When Nissan said in January 2012 that it would build a US$2 billion plant in the central state of Aguascalientes to open in late 2013, CEO Carlos Ghosn called Mexico, where it has now two plants and is the market leader in sales, production and exports, a “key engine” to Nissan’s growth in the Americas. The Japanese automaker exports to 115 countries from Mexico.
Last year, Mexico attracted US$3.7 billion in announced investments by automakers alone, matching the US total, according to the Center for Automotive Research in Ann Arbor, Michigan. IHS Automotive estimated that investments by automakers in Mexico over the next few years could total US$3 billion annually.
From 2000 to 2013, vehicle production in Mexico has risen almost 3 per cent annually, compared with declines in the United States and Canada of 1.3 per cent and 2.4 per cent, respectively, according to Boston Consulting Group. That trend will hold through 2018 as Mexico’s production is forecast to grow 5 per cent annually, compared with 3 per cent growth in the United States and a 4 per cent decline in Canada.
Mexico is the eighth-largest producer of vehicles in the world.
Audi executives touted Mexico’s good infrastructure, competitive cost structures and existing free-trade agreements in picking the site for the new plant, which will cover an area the size of 400 football fields. They called the Mexian plant a “dream moment”. VW has a VW plant in nearby Puebla City and an engine plant in Silao.
VW has said it wants to boost sales in the United States, the world’s No. 2 auto market, to one million vehicles by 2018, including 200,000 from Audi. It is the same time frame in which VW has pledged to become the world’s largest automaker. Last year, VW’s US sales totalled more than 577,000, including 139,310 for Audi.
The new plant in Mexico is also part of the automaker’s plan for Audi to reach annual global sales of more than two million by 2020 with the aim of snatching the luxury crown from BMW globally as well as challenging its luxury rival and Daimler’s Mercedes-Benz in the US market. BMW and Mercedes have had production footprints in North America since the 1990s and each sell about twice as many cars in the United States as Audi.
Access to the lucrative US market isn’t the only draw though, as Mexico has 12 free trade agreements with 44 countries, while the United States’ 14 trade deals cover only 20 countries. Xavier Mosquet, leader of Boston Consulting Group’s automotive practice, said Mexico was the “better choice” over the United States for exporting to the rest of Latin America.

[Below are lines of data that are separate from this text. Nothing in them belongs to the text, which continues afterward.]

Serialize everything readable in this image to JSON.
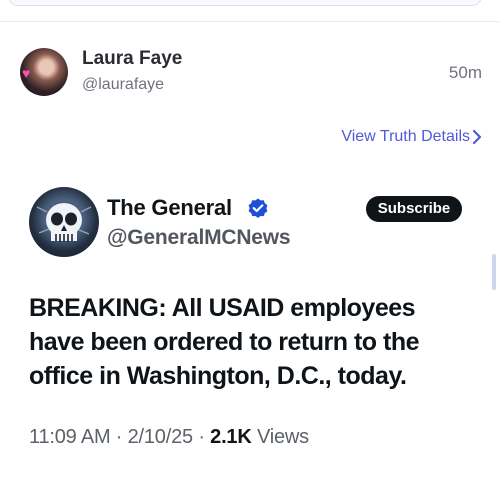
{
  "post": {
    "author_name": "Laura Faye",
    "author_handle": "@laurafaye",
    "time_ago": "50m",
    "details_link": "View Truth Details"
  },
  "quoted_post": {
    "author_name": "The General",
    "author_handle": "@GeneralMCNews",
    "subscribe_label": "Subscribe",
    "text": "BREAKING: All USAID employees have been ordered to return to the office in Washington, D.C., today.",
    "meta": {
      "time": "11:09 AM",
      "date": "2/10/25",
      "views_count": "2.1K",
      "views_label": "Views",
      "separator": "·"
    }
  },
  "icons": {
    "details_chevron": "chevron-right-icon",
    "verified_badge": "verified-icon",
    "quoted_avatar_art": "skull-icon"
  },
  "colors": {
    "link": "#4e5ad8",
    "verified": "#1d9bf0",
    "subscribe_bg": "#0f1419",
    "muted_text": "#6f747c"
  }
}
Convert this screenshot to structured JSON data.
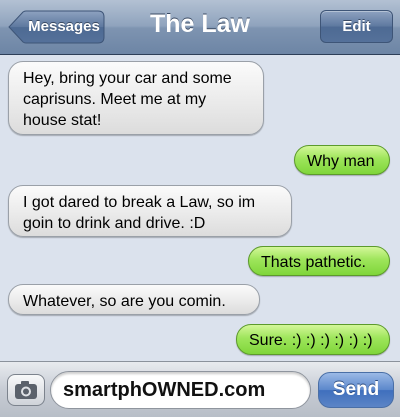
{
  "nav": {
    "back_label": "Messages",
    "title": "The Law",
    "edit_label": "Edit"
  },
  "messages": [
    {
      "direction": "incoming",
      "text": "Hey, bring your car and some caprisuns. Meet me at my house stat!"
    },
    {
      "direction": "outgoing",
      "text": "Why man"
    },
    {
      "direction": "incoming",
      "text": "I got dared to break a Law, so im goin to drink and drive. :D"
    },
    {
      "direction": "outgoing",
      "text": "Thats pathetic."
    },
    {
      "direction": "incoming",
      "text": "Whatever, so are you comin."
    },
    {
      "direction": "outgoing",
      "text": "Sure. :) :) :) :) :) :)"
    }
  ],
  "input": {
    "camera_icon": "camera-icon",
    "value": "smartphOWNED.com",
    "send_label": "Send"
  },
  "colors": {
    "navbar": "#8fa3bd",
    "incoming_bubble": "#e9e9e9",
    "outgoing_bubble": "#9ee55b",
    "send_button": "#5b87cb",
    "background": "#dbe2ed"
  }
}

Also in Mexico’s favour are the rising labour costs in China, lower transportation costs and even Mexico’s own growing economy, industry officials and analysts say.

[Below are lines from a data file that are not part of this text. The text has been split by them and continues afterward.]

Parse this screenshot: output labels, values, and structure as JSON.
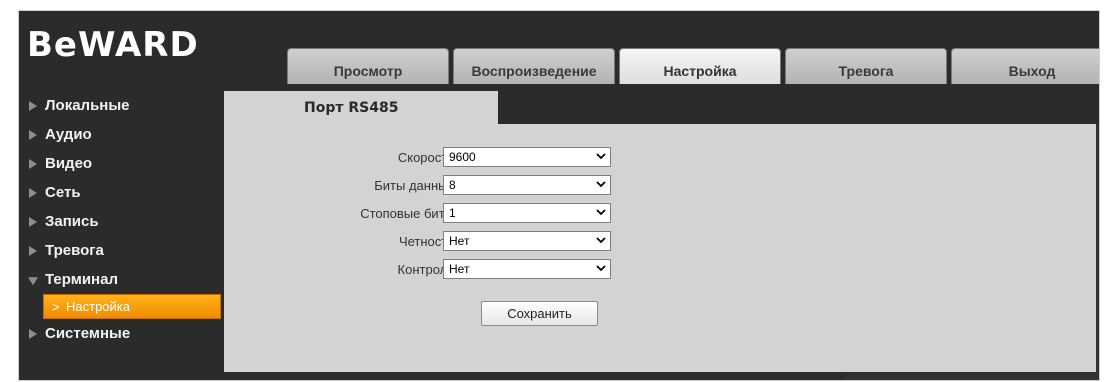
{
  "brand": {
    "logo_text": "BeWARD"
  },
  "tabs": [
    {
      "label": "Просмотр",
      "active": false
    },
    {
      "label": "Воспроизведение",
      "active": false
    },
    {
      "label": "Настройка",
      "active": true
    },
    {
      "label": "Тревога",
      "active": false
    },
    {
      "label": "Выход",
      "active": false
    }
  ],
  "sidebar": {
    "items": [
      {
        "label": "Локальные",
        "expanded": false
      },
      {
        "label": "Аудио",
        "expanded": false
      },
      {
        "label": "Видео",
        "expanded": false
      },
      {
        "label": "Сеть",
        "expanded": false
      },
      {
        "label": "Запись",
        "expanded": false
      },
      {
        "label": "Тревога",
        "expanded": false
      },
      {
        "label": "Терминал",
        "expanded": true
      },
      {
        "label": "Системные",
        "expanded": false
      }
    ],
    "active_sub": {
      "chevron": ">",
      "label": "Настройка"
    }
  },
  "section": {
    "title": "Порт RS485"
  },
  "form": {
    "fields": [
      {
        "label": "Скорость",
        "value": "9600"
      },
      {
        "label": "Биты данных",
        "value": "8"
      },
      {
        "label": "Стоповые биты",
        "value": "1"
      },
      {
        "label": "Четность",
        "value": "Нет"
      },
      {
        "label": "Контроль",
        "value": "Нет"
      }
    ],
    "save_label": "Сохранить"
  },
  "colors": {
    "frame": "#2b2b2b",
    "panel": "#d3d3d3",
    "accent": "#f7a000"
  }
}
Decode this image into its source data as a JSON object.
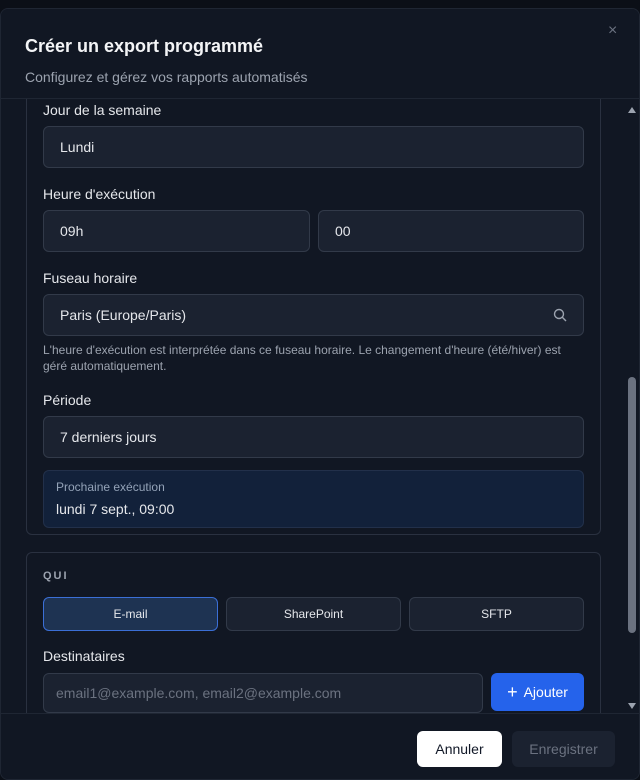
{
  "dialog": {
    "title": "Créer un export programmé",
    "subtitle": "Configurez et gérez vos rapports automatisés",
    "close_icon": "×"
  },
  "schedule": {
    "day_label": "Jour de la semaine",
    "day_value": "Lundi",
    "time_label": "Heure d'exécution",
    "hour_value": "09h",
    "minute_value": "00",
    "timezone_label": "Fuseau horaire",
    "timezone_value": "Paris (Europe/Paris)",
    "timezone_icon": "search-icon",
    "timezone_help": "L'heure d'exécution est interprétée dans ce fuseau horaire. Le changement d'heure (été/hiver) est géré automatiquement.",
    "period_label": "Période",
    "period_value": "7 derniers jours",
    "next_run_label": "Prochaine exécution",
    "next_run_value": "lundi 7 sept., 09:00"
  },
  "who": {
    "section_title": "QUI",
    "tabs": [
      {
        "label": "E-mail",
        "active": true
      },
      {
        "label": "SharePoint",
        "active": false
      },
      {
        "label": "SFTP",
        "active": false
      }
    ],
    "recipients_label": "Destinataires",
    "recipients_placeholder": "email1@example.com, email2@example.com",
    "add_button": "Ajouter"
  },
  "footer": {
    "cancel": "Annuler",
    "save": "Enregistrer"
  },
  "colors": {
    "accent": "#2563eb",
    "background": "#111723"
  }
}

In 2010, Mexico’s total compensation per worker was US$3.94 an hour, said Kristin Dziczek, director of labour and industry at the Center for Automotive Research, citing Bureau of Labour Statistics data. That compared with US$3.45 in China, US$34.59 in the United States and US$52.60 in Germany.
And the Mexican work force is increasingly well educated. Audi officials say 2,500 applicants, many with degrees, have expressed interest in the 3,800 jobs they will have at the San Jose Chiapa plant, and they haven’t even advertised the jobs yet.

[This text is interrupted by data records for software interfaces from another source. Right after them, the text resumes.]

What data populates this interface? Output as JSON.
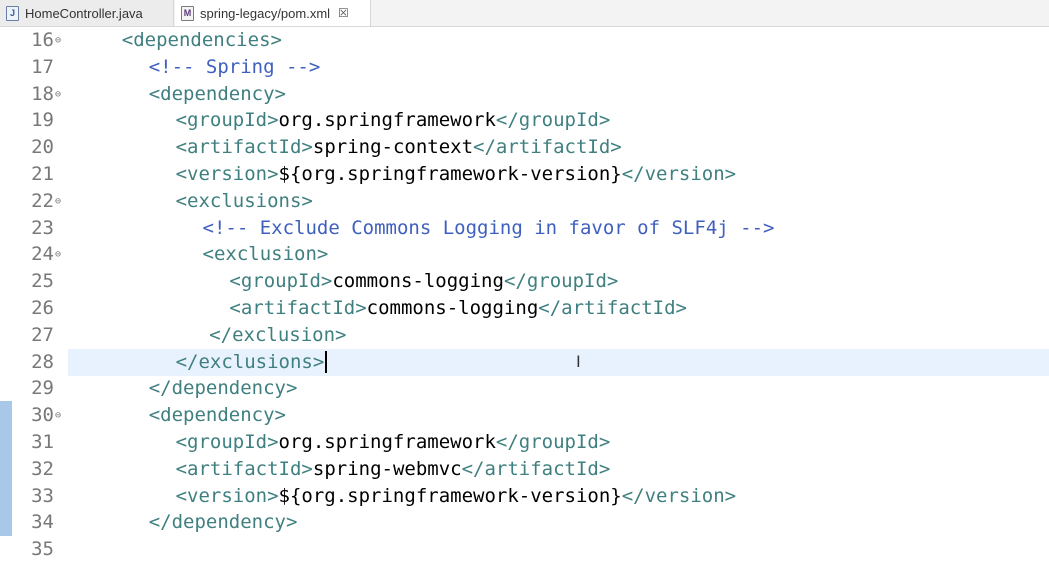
{
  "tabs": [
    {
      "label": "HomeController.java",
      "icon": "java-file-icon",
      "active": false
    },
    {
      "label": "spring-legacy/pom.xml",
      "icon": "xml-file-icon",
      "active": true,
      "close": "☒"
    }
  ],
  "editor": {
    "current_line": 28,
    "lines": [
      {
        "n": "16",
        "fold": true,
        "indent": 4,
        "tokens": [
          [
            "tag",
            "<dependencies>"
          ]
        ]
      },
      {
        "n": "17",
        "fold": false,
        "indent": 6,
        "tokens": [
          [
            "cmt",
            "<!-- Spring -->"
          ]
        ]
      },
      {
        "n": "18",
        "fold": true,
        "indent": 6,
        "tokens": [
          [
            "tag",
            "<dependency>"
          ]
        ]
      },
      {
        "n": "19",
        "fold": false,
        "indent": 8,
        "tokens": [
          [
            "tag",
            "<groupId>"
          ],
          [
            "txt",
            "org.springframework"
          ],
          [
            "tag",
            "</groupId>"
          ]
        ]
      },
      {
        "n": "20",
        "fold": false,
        "indent": 8,
        "tokens": [
          [
            "tag",
            "<artifactId>"
          ],
          [
            "txt",
            "spring-context"
          ],
          [
            "tag",
            "</artifactId>"
          ]
        ]
      },
      {
        "n": "21",
        "fold": false,
        "indent": 8,
        "tokens": [
          [
            "tag",
            "<version>"
          ],
          [
            "txt",
            "${org.springframework-version}"
          ],
          [
            "tag",
            "</version>"
          ]
        ]
      },
      {
        "n": "22",
        "fold": true,
        "indent": 8,
        "tokens": [
          [
            "tag",
            "<exclusions>"
          ]
        ]
      },
      {
        "n": "23",
        "fold": false,
        "indent": 10,
        "tokens": [
          [
            "cmt",
            "<!-- Exclude Commons Logging in favor of SLF4j -->"
          ]
        ]
      },
      {
        "n": "24",
        "fold": true,
        "indent": 10,
        "tokens": [
          [
            "tag",
            "<exclusion>"
          ]
        ]
      },
      {
        "n": "25",
        "fold": false,
        "indent": 12,
        "tokens": [
          [
            "tag",
            "<groupId>"
          ],
          [
            "txt",
            "commons-logging"
          ],
          [
            "tag",
            "</groupId>"
          ]
        ]
      },
      {
        "n": "26",
        "fold": false,
        "indent": 12,
        "tokens": [
          [
            "tag",
            "<artifactId>"
          ],
          [
            "txt",
            "commons-logging"
          ],
          [
            "tag",
            "</artifactId>"
          ]
        ]
      },
      {
        "n": "27",
        "fold": false,
        "indent": 10.5,
        "tokens": [
          [
            "tag",
            "</exclusion>"
          ]
        ]
      },
      {
        "n": "28",
        "fold": false,
        "indent": 8,
        "tokens": [
          [
            "tag",
            "</exclusions>"
          ]
        ]
      },
      {
        "n": "29",
        "fold": false,
        "indent": 6,
        "tokens": [
          [
            "tag",
            "</dependency>"
          ]
        ]
      },
      {
        "n": "30",
        "fold": true,
        "indent": 6,
        "tokens": [
          [
            "tag",
            "<dependency>"
          ]
        ]
      },
      {
        "n": "31",
        "fold": false,
        "indent": 8,
        "tokens": [
          [
            "tag",
            "<groupId>"
          ],
          [
            "txt",
            "org.springframework"
          ],
          [
            "tag",
            "</groupId>"
          ]
        ]
      },
      {
        "n": "32",
        "fold": false,
        "indent": 8,
        "tokens": [
          [
            "tag",
            "<artifactId>"
          ],
          [
            "txt",
            "spring-webmvc"
          ],
          [
            "tag",
            "</artifactId>"
          ]
        ]
      },
      {
        "n": "33",
        "fold": false,
        "indent": 8,
        "tokens": [
          [
            "tag",
            "<version>"
          ],
          [
            "txt",
            "${org.springframework-version}"
          ],
          [
            "tag",
            "</version>"
          ]
        ]
      },
      {
        "n": "34",
        "fold": false,
        "indent": 6,
        "tokens": [
          [
            "tag",
            "</dependency>"
          ]
        ]
      },
      {
        "n": "35",
        "fold": false,
        "indent": 0,
        "tokens": []
      }
    ]
  },
  "colors": {
    "tag": "#3f7f7f",
    "text": "#000000",
    "comment": "#3f5fbf",
    "current_line": "#e8f2fe",
    "line_number": "#787878",
    "change_marker": "#a9c7e6"
  }
}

Nomura said last August that Mexico could overtake Brazil as Latin America’s top economy as early as 2022. Mexico’s annual economic growth is projected to increase 4.5 per cent in that period, up from 2.1 per cent annual growth from 2002 to 2010.
Mexico also served as a natural hedge for many foreign automakers against stronger currencies at home or disasters such as the tsunami in 2011 that hurt the Japanese automakers, IHS analyst Guido Vildozo said.
“It’s probably one of the reasons why you’re hearing that some of the other automakers are also kicking the tyres,” he said. — Reuters